Former Nissan chairman Carlos Ghosn has denied passing personal trading losses to the car manufacturer, according to his lawyer.
Japanese media reported yesterday that the ousted chairman may have transferred losses of ¥1.7bn (£11.7m) from a derivatives contract to the company in 2008.
While Ghosn has acknowledged he consulted Nissan about the contract, he denies passing the losses to the firm, his lawyer Motonari Otsuru told Bloomberg.
The comments come amid reports that Nissan’s auditor investigated transactions at the company relating to Ghosn’s alleged misconduct but found no evidence of wrongdoing.
Ernst & Young Shin Nihon questioned Nissan executives on several occasions about the purchase of luxury houses and stock appropriation rights, a source told Reuters.
Last week Ghosn was ousted as chairman of the car company following a board meeting at the company’s headquarters in Yokohama.
The long-serving executive has experienced an abrupt fall from grace after he was arrested last Monday on suspicion of financial misconduct.
Nissan chief executive Hiroto Saikawa has pinned the blame on Ghosn and former representative director Greg Kelly, who was also fired.
But the company has said it will take independent advice on how to improve its governance of director compensation.
Ghosn has not yet commented publicly on allegations that he purchased expensive overseas homes for personal use using Nissan funds and that he under-reported his salary.

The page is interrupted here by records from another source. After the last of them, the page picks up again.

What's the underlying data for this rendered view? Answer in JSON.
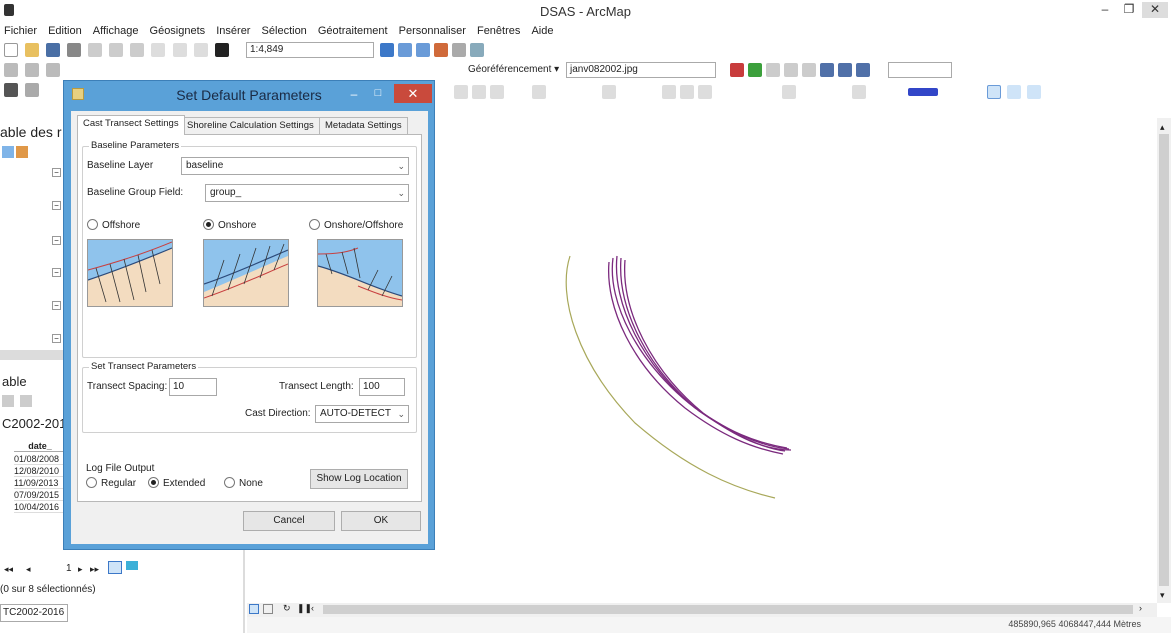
{
  "window": {
    "title": "DSAS - ArcMap",
    "minimize": "–",
    "maximize": "❐",
    "close": "✕"
  },
  "menu": [
    "Fichier",
    "Edition",
    "Affichage",
    "Géosignets",
    "Insérer",
    "Sélection",
    "Géotraitement",
    "Personnaliser",
    "Fenêtres",
    "Aide"
  ],
  "toolbar": {
    "scale": "1:4,849",
    "georef_label": "Géoréférencement ▾",
    "georef_layer": "janv082002.jpg"
  },
  "left_panel": {
    "toc_title": "able des r",
    "table_title": "able",
    "table_name": "C2002-201",
    "column_header": "date_",
    "rows": [
      "01/08/2008",
      "12/08/2010",
      "11/09/2013",
      "07/09/2015",
      "10/04/2016"
    ],
    "nav_record": "1",
    "selection_status": "(0 sur 8 sélectionnés)",
    "bottom_tab": "TC2002-2016"
  },
  "dialog": {
    "title": "Set Default Parameters",
    "minimize": "–",
    "maximize": "□",
    "close": "✕",
    "tabs": [
      "Cast Transect Settings",
      "Shoreline Calculation Settings",
      "Metadata Settings"
    ],
    "baseline_group": "Baseline Parameters",
    "baseline_layer_label": "Baseline Layer",
    "baseline_layer_value": "baseline",
    "baseline_group_field_label": "Baseline Group Field:",
    "baseline_group_field_value": "group_",
    "options": [
      {
        "label": "Offshore",
        "selected": false
      },
      {
        "label": "Onshore",
        "selected": true
      },
      {
        "label": "Onshore/Offshore",
        "selected": false
      }
    ],
    "transect_group": "Set Transect Parameters",
    "spacing_label": "Transect Spacing:",
    "spacing_value": "10",
    "length_label": "Transect Length:",
    "length_value": "100",
    "cast_direction_label": "Cast Direction:",
    "cast_direction_value": "AUTO-DETECT",
    "log_group": "Log File Output",
    "log_options": [
      {
        "label": "Regular",
        "selected": false
      },
      {
        "label": "Extended",
        "selected": true
      },
      {
        "label": "None",
        "selected": false
      }
    ],
    "show_log_button": "Show Log Location",
    "cancel_button": "Cancel",
    "ok_button": "OK"
  },
  "status": {
    "coordinates": "485890,965 4068447,444 Mètres"
  },
  "colors": {
    "dialog_frame": "#5aa1d8",
    "close_red": "#c94a3c",
    "shoreline_purple": "#7b2a7e",
    "baseline_olive": "#a8a85a",
    "water_blue": "#8fc3ec",
    "sand": "#f3dcc0"
  }
}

A spokesperson for Ernst & Young Shin Nihon said the firm does not comment on individual cases. Nissan has been contacted for comment.